◆ **WORK TASK**: Print the data exactly as written, line for line, and leave its pictures behind.

Items from an interface collection
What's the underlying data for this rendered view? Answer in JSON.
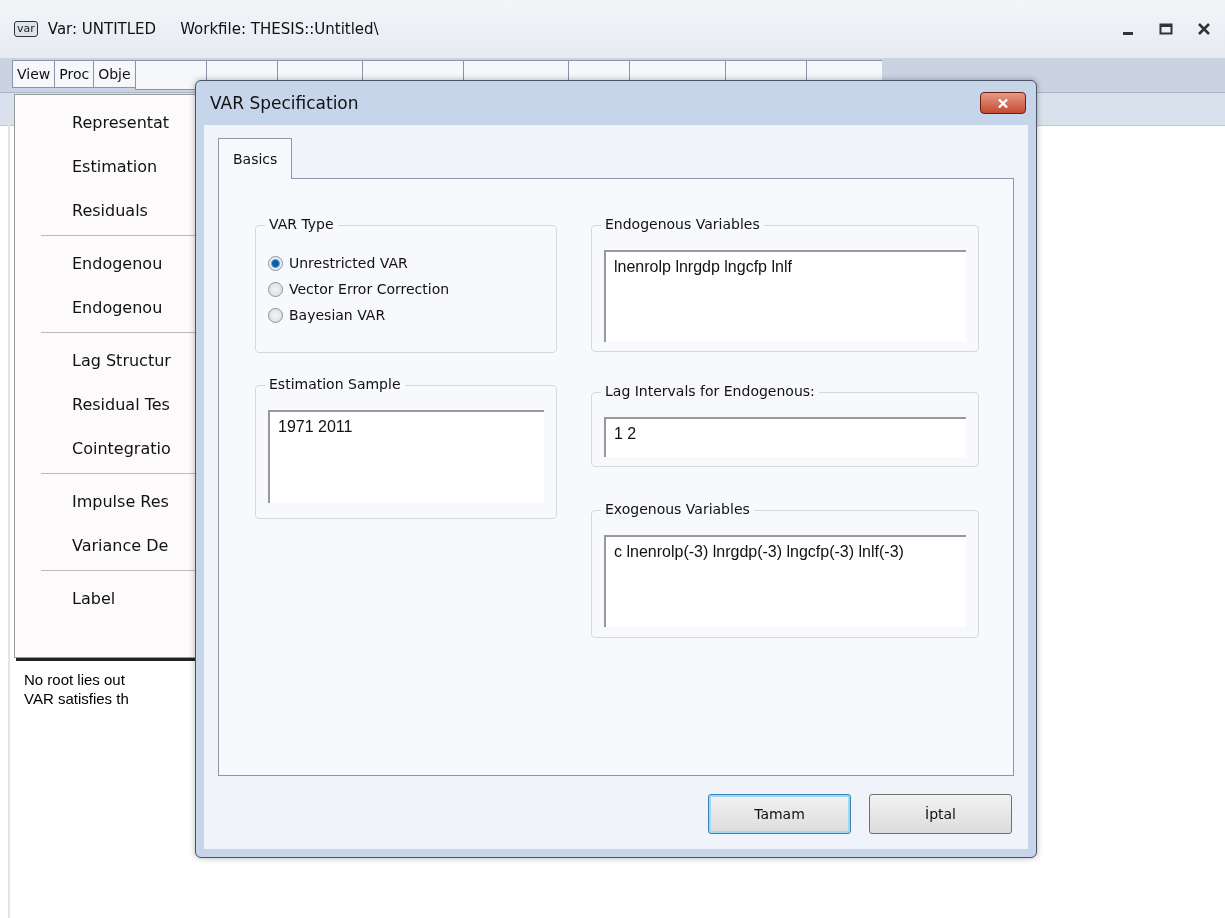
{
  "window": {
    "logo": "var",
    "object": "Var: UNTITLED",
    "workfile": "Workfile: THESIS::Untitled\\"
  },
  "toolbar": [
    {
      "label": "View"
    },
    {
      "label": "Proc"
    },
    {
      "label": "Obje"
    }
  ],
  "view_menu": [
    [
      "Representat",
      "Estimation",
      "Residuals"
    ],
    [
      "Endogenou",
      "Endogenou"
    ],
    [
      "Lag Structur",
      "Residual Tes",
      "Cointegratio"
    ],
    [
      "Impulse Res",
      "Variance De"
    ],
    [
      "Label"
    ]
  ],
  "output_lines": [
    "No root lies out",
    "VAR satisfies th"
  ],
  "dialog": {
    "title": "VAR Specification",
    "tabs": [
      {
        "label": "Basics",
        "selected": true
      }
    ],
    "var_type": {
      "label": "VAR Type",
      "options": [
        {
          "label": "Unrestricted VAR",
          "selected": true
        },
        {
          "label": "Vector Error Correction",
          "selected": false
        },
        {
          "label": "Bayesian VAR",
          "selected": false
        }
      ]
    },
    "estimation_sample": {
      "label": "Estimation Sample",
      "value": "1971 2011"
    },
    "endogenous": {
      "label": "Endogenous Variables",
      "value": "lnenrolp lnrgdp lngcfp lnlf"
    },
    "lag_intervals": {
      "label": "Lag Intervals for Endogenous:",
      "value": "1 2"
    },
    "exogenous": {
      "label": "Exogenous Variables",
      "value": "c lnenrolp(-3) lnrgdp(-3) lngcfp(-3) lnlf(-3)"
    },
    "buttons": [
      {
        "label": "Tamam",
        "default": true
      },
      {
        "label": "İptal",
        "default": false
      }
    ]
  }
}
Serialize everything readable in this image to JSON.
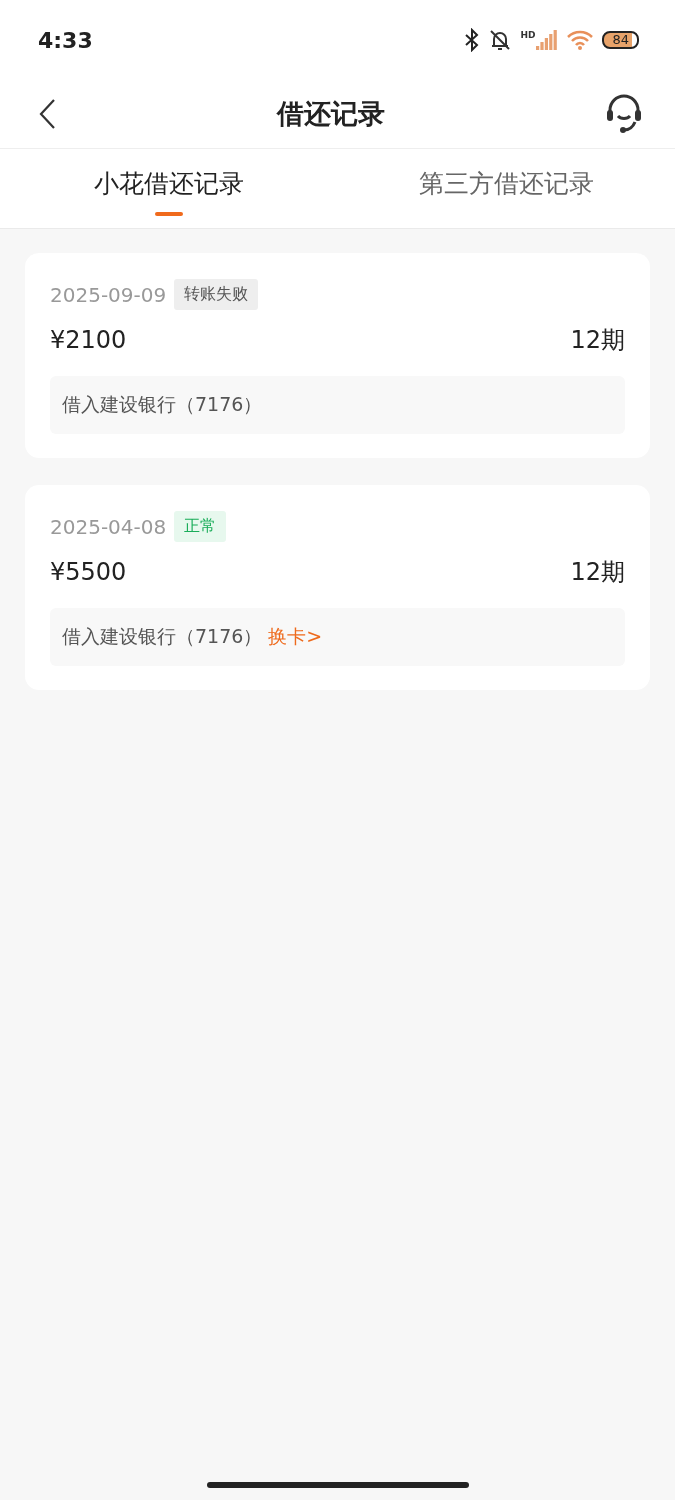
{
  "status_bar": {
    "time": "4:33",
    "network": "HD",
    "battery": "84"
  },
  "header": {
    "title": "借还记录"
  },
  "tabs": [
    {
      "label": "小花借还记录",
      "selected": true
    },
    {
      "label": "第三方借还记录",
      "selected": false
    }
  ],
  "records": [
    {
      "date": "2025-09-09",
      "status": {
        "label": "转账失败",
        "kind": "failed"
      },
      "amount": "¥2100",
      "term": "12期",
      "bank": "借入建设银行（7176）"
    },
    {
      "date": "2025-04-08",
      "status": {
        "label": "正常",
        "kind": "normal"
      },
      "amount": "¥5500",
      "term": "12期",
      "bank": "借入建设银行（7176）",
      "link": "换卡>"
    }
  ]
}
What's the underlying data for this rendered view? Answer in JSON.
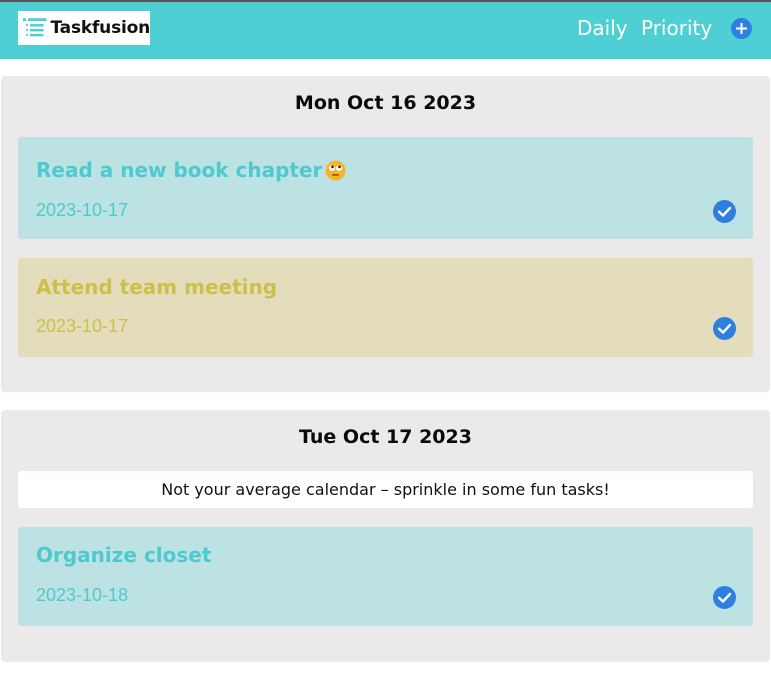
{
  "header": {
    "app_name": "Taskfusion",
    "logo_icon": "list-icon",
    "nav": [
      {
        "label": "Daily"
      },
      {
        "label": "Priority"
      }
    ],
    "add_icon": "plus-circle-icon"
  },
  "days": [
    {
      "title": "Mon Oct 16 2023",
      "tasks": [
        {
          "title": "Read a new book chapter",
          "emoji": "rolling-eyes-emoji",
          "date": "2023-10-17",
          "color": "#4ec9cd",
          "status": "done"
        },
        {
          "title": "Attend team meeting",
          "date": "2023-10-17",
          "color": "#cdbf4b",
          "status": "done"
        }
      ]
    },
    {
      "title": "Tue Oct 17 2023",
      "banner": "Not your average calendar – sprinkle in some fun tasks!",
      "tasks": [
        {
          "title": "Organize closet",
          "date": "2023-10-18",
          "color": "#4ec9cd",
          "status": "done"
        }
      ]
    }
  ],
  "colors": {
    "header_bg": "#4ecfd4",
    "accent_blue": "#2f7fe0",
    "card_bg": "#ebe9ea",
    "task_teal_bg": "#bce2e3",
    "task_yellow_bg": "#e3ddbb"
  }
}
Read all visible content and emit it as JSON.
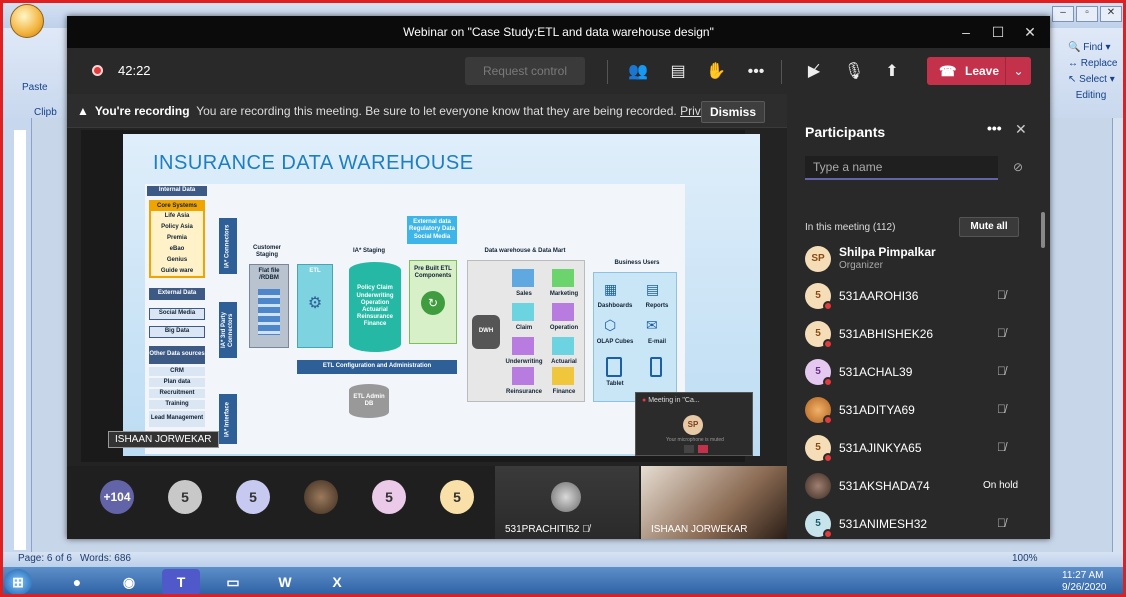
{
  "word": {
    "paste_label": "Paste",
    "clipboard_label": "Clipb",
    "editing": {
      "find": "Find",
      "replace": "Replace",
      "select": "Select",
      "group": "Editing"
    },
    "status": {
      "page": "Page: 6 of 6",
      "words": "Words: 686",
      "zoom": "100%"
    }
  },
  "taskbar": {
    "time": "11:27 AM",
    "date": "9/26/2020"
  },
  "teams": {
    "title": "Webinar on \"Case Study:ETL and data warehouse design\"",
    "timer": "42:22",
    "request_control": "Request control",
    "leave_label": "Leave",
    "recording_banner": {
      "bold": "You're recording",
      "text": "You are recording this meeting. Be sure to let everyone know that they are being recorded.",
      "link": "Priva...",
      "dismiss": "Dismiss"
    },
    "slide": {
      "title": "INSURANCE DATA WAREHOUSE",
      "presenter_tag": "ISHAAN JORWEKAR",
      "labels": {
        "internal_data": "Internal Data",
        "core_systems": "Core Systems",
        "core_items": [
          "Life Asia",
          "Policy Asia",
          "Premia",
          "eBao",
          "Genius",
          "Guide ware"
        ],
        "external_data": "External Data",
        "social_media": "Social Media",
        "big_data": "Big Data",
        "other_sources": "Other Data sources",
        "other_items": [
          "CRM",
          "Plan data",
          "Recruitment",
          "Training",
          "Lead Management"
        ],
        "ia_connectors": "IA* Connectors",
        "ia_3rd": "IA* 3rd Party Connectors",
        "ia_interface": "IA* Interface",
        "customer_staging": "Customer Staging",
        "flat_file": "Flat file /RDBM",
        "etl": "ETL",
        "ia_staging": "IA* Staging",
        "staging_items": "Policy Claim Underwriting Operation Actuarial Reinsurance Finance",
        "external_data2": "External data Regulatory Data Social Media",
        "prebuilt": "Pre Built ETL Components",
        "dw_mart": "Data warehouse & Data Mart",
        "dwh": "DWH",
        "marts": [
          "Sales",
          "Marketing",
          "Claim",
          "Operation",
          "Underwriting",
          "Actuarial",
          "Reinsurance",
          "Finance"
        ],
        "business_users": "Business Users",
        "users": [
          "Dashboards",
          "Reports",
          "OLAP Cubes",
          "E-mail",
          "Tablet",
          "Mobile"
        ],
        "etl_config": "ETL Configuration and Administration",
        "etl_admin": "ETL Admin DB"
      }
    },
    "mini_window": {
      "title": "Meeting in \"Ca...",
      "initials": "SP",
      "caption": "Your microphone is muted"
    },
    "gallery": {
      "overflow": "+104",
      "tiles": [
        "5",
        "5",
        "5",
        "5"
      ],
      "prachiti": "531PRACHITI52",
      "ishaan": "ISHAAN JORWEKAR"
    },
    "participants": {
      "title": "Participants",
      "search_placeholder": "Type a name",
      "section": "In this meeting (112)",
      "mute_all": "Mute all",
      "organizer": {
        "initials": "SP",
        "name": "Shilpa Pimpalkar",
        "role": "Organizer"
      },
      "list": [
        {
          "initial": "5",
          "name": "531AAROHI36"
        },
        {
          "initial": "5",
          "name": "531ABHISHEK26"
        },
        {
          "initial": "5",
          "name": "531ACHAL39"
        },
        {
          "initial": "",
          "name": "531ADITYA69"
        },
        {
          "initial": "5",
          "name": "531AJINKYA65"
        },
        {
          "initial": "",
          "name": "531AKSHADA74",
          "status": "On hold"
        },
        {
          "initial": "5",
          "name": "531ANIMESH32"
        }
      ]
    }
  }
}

◆ **ANSWER TO THIS TASK**:
What's the underlying data for this rendered view? Answer in JSON.
{
  "window": {
    "logo": "var",
    "object": "Var: UNTITLED",
    "workfile": "Workfile: THESIS::Untitled\\"
  },
  "toolbar": [
    {
      "label": "View"
    },
    {
      "label": "Proc"
    },
    {
      "label": "Obje"
    }
  ],
  "view_menu": [
    [
      "Representat",
      "Estimation",
      "Residuals"
    ],
    [
      "Endogenou",
      "Endogenou"
    ],
    [
      "Lag Structur",
      "Residual Tes",
      "Cointegratio"
    ],
    [
      "Impulse Res",
      "Variance De"
    ],
    [
      "Label"
    ]
  ],
  "output_lines": [
    "No root lies out",
    "VAR satisfies th"
  ],
  "dialog": {
    "title": "VAR Specification",
    "tabs": [
      {
        "label": "Basics",
        "selected": true
      }
    ],
    "var_type": {
      "label": "VAR Type",
      "options": [
        {
          "label": "Unrestricted VAR",
          "selected": true
        },
        {
          "label": "Vector Error Correction",
          "selected": false
        },
        {
          "label": "Bayesian VAR",
          "selected": false
        }
      ]
    },
    "estimation_sample": {
      "label": "Estimation Sample",
      "value": "1971 2011"
    },
    "endogenous": {
      "label": "Endogenous Variables",
      "value": "lnenrolp lnrgdp lngcfp lnlf"
    },
    "lag_intervals": {
      "label": "Lag Intervals for Endogenous:",
      "value": "1 2"
    },
    "exogenous": {
      "label": "Exogenous Variables",
      "value": "c lnenrolp(-3) lnrgdp(-3) lngcfp(-3) lnlf(-3)"
    },
    "buttons": [
      {
        "label": "Tamam",
        "default": true
      },
      {
        "label": "İptal",
        "default": false
      }
    ]
  }
}
Serialize everything readable in this image to JSON.
{
  "status_bar": {
    "time": "4:33",
    "network": "HD",
    "battery": "84"
  },
  "header": {
    "title": "借还记录"
  },
  "tabs": [
    {
      "label": "小花借还记录",
      "selected": true
    },
    {
      "label": "第三方借还记录",
      "selected": false
    }
  ],
  "records": [
    {
      "date": "2025-09-09",
      "status": {
        "label": "转账失败",
        "kind": "failed"
      },
      "amount": "¥2100",
      "term": "12期",
      "bank": "借入建设银行（7176）"
    },
    {
      "date": "2025-04-08",
      "status": {
        "label": "正常",
        "kind": "normal"
      },
      "amount": "¥5500",
      "term": "12期",
      "bank": "借入建设银行（7176）",
      "link": "换卡>"
    }
  ]
}
What's the underlying data for this rendered view? Answer in JSON.
{
  "header": {
    "app_name": "Taskfusion",
    "logo_icon": "list-icon",
    "nav": [
      {
        "label": "Daily"
      },
      {
        "label": "Priority"
      }
    ],
    "add_icon": "plus-circle-icon"
  },
  "days": [
    {
      "title": "Mon Oct 16 2023",
      "tasks": [
        {
          "title": "Read a new book chapter",
          "emoji": "rolling-eyes-emoji",
          "date": "2023-10-17",
          "color": "#4ec9cd",
          "status": "done"
        },
        {
          "title": "Attend team meeting",
          "date": "2023-10-17",
          "color": "#cdbf4b",
          "status": "done"
        }
      ]
    },
    {
      "title": "Tue Oct 17 2023",
      "banner": "Not your average calendar – sprinkle in some fun tasks!",
      "tasks": [
        {
          "title": "Organize closet",
          "date": "2023-10-18",
          "color": "#4ec9cd",
          "status": "done"
        }
      ]
    }
  ],
  "colors": {
    "header_bg": "#4ecfd4",
    "accent_blue": "#2f7fe0",
    "card_bg": "#ebe9ea",
    "task_teal_bg": "#bce2e3",
    "task_yellow_bg": "#e3ddbb"
  }
}
Read all visible content and emit it as JSON.
{
  "word": {
    "paste_label": "Paste",
    "clipboard_label": "Clipb",
    "editing": {
      "find": "Find",
      "replace": "Replace",
      "select": "Select",
      "group": "Editing"
    },
    "status": {
      "page": "Page: 6 of 6",
      "words": "Words: 686",
      "zoom": "100%"
    }
  },
  "taskbar": {
    "time": "11:27 AM",
    "date": "9/26/2020"
  },
  "teams": {
    "title": "Webinar on \"Case Study:ETL and data warehouse design\"",
    "timer": "42:22",
    "request_control": "Request control",
    "leave_label": "Leave",
    "recording_banner": {
      "bold": "You're recording",
      "text": "You are recording this meeting. Be sure to let everyone know that they are being recorded.",
      "link": "Priva...",
      "dismiss": "Dismiss"
    },
    "slide": {
      "title": "INSURANCE DATA WAREHOUSE",
      "presenter_tag": "ISHAAN JORWEKAR",
      "labels": {
        "internal_data": "Internal Data",
        "core_systems": "Core Systems",
        "core_items": [
          "Life Asia",
          "Policy Asia",
          "Premia",
          "eBao",
          "Genius",
          "Guide ware"
        ],
        "external_data": "External Data",
        "social_media": "Social Media",
        "big_data": "Big Data",
        "other_sources": "Other Data sources",
        "other_items": [
          "CRM",
          "Plan data",
          "Recruitment",
          "Training",
          "Lead Management"
        ],
        "ia_connectors": "IA* Connectors",
        "ia_3rd": "IA* 3rd Party Connectors",
        "ia_interface": "IA* Interface",
        "customer_staging": "Customer Staging",
        "flat_file": "Flat file /RDBM",
        "etl": "ETL",
        "ia_staging": "IA* Staging",
        "staging_items": "Policy Claim Underwriting Operation Actuarial Reinsurance Finance",
        "external_data2": "External data Regulatory Data Social Media",
        "prebuilt": "Pre Built ETL Components",
        "dw_mart": "Data warehouse & Data Mart",
        "dwh": "DWH",
        "marts": [
          "Sales",
          "Marketing",
          "Claim",
          "Operation",
          "Underwriting",
          "Actuarial",
          "Reinsurance",
          "Finance"
        ],
        "business_users": "Business Users",
        "users": [
          "Dashboards",
          "Reports",
          "OLAP Cubes",
          "E-mail",
          "Tablet",
          "Mobile"
        ],
        "etl_config": "ETL Configuration and Administration",
        "etl_admin": "ETL Admin DB"
      }
    },
    "mini_window": {
      "title": "Meeting in \"Ca...",
      "initials": "SP",
      "caption": "Your microphone is muted"
    },
    "gallery": {
      "overflow": "+104",
      "tiles": [
        "5",
        "5",
        "5",
        "5"
      ],
      "prachiti": "531PRACHITI52",
      "ishaan": "ISHAAN JORWEKAR"
    },
    "participants": {
      "title": "Participants",
      "search_placeholder": "Type a name",
      "section": "In this meeting (112)",
      "mute_all": "Mute all",
      "organizer": {
        "initials": "SP",
        "name": "Shilpa Pimpalkar",
        "role": "Organizer"
      },
      "list": [
        {
          "initial": "5",
          "name": "531AAROHI36"
        },
        {
          "initial": "5",
          "name": "531ABHISHEK26"
        },
        {
          "initial": "5",
          "name": "531ACHAL39"
        },
        {
          "initial": "",
          "name": "531ADITYA69"
        },
        {
          "initial": "5",
          "name": "531AJINKYA65"
        },
        {
          "initial": "",
          "name": "531AKSHADA74",
          "status": "On hold"
        },
        {
          "initial": "5",
          "name": "531ANIMESH32"
        }
      ]
    }
  }
}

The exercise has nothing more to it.